_Excerpts from an interface dataset:_
■ ■ ■ ■
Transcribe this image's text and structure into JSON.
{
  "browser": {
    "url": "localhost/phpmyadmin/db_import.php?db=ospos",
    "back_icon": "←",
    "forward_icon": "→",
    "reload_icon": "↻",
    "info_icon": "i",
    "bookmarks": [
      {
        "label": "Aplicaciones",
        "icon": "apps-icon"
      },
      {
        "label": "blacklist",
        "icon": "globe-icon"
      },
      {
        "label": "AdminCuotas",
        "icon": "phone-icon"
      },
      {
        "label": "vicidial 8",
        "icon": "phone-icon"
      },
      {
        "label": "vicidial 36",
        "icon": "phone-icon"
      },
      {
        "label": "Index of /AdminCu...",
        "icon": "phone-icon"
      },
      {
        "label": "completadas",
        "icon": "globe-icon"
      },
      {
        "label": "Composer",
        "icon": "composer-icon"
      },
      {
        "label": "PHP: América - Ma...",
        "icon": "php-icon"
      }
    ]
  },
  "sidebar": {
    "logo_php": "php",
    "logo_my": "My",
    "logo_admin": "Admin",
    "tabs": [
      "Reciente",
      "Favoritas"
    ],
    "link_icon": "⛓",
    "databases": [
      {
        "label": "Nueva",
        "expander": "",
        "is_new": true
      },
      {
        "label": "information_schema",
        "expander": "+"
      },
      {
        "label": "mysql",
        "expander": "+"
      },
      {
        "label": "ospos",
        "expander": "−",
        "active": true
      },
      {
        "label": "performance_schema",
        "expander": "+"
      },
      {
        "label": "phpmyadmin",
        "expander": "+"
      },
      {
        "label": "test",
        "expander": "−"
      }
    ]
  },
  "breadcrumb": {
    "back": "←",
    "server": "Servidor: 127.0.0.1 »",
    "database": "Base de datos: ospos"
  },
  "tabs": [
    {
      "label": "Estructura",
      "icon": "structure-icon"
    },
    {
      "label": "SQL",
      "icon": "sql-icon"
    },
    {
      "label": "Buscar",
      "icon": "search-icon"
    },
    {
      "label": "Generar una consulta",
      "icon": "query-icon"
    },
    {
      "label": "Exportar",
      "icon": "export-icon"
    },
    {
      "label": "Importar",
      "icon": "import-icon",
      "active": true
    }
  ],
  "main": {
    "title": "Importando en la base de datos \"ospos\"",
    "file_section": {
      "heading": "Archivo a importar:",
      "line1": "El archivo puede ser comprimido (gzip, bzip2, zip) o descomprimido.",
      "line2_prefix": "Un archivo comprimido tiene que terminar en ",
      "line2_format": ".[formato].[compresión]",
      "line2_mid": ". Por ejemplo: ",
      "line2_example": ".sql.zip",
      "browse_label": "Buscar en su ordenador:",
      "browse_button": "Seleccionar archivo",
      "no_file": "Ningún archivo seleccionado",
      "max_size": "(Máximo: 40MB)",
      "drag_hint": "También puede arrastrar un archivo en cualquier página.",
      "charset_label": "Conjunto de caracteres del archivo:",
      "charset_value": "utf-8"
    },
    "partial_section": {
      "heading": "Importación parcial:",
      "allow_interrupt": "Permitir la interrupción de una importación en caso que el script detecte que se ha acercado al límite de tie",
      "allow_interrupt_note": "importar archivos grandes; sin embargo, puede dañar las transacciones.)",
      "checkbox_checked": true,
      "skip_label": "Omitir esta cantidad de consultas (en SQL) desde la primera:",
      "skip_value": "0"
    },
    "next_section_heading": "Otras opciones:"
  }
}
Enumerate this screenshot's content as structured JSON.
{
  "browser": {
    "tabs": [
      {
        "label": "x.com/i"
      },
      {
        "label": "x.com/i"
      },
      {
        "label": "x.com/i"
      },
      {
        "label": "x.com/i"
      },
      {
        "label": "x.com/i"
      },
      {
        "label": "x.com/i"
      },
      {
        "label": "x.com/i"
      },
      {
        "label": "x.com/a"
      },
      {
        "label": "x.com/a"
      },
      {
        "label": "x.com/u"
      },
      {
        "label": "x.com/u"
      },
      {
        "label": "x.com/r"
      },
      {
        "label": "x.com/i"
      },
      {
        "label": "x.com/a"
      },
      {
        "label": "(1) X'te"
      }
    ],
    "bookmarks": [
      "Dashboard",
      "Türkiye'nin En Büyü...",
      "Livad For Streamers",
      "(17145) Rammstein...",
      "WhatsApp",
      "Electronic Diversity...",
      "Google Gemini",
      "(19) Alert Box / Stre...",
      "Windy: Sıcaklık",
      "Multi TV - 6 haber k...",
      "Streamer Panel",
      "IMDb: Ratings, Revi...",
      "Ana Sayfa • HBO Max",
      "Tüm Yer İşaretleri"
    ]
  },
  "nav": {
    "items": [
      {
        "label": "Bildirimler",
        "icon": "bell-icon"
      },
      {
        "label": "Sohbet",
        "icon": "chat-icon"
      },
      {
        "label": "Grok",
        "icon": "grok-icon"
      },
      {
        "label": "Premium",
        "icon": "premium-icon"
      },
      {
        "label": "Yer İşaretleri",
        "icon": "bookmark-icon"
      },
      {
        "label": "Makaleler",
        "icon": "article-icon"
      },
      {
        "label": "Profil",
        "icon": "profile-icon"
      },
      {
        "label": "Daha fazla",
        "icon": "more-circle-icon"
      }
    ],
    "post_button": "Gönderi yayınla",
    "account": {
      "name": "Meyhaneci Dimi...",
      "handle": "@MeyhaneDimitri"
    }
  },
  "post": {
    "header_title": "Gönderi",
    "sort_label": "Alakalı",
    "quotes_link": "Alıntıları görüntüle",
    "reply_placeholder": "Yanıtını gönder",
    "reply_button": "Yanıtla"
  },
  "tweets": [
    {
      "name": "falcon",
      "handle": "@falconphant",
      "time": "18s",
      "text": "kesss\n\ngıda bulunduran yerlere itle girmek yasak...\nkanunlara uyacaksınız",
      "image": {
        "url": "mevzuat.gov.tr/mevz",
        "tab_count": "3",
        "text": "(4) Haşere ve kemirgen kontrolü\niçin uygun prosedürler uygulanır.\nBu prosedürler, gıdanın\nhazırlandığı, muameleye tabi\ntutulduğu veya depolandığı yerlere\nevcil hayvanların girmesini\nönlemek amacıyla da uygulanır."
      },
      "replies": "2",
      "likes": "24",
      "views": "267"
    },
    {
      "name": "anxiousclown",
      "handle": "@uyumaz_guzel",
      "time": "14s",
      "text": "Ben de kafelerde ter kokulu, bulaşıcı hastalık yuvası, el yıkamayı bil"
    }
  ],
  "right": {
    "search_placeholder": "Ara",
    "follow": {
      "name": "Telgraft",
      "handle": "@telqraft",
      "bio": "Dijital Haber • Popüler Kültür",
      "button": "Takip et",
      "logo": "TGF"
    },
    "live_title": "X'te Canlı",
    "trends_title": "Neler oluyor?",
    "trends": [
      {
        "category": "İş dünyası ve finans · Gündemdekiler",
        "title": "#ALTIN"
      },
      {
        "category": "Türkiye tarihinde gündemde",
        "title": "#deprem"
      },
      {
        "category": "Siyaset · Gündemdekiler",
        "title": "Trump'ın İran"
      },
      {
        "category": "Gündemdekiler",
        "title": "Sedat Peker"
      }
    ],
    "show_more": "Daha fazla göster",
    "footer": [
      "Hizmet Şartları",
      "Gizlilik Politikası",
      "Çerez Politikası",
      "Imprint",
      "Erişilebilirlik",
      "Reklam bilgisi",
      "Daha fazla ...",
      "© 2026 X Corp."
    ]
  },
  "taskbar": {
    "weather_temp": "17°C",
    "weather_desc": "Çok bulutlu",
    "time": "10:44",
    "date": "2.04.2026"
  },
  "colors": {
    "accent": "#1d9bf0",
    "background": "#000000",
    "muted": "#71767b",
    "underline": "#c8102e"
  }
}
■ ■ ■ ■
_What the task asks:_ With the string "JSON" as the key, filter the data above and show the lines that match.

_Your solution:_
Transcribe this image's text and structure into JSON.
Enumerate this screenshot's content as structured JSON.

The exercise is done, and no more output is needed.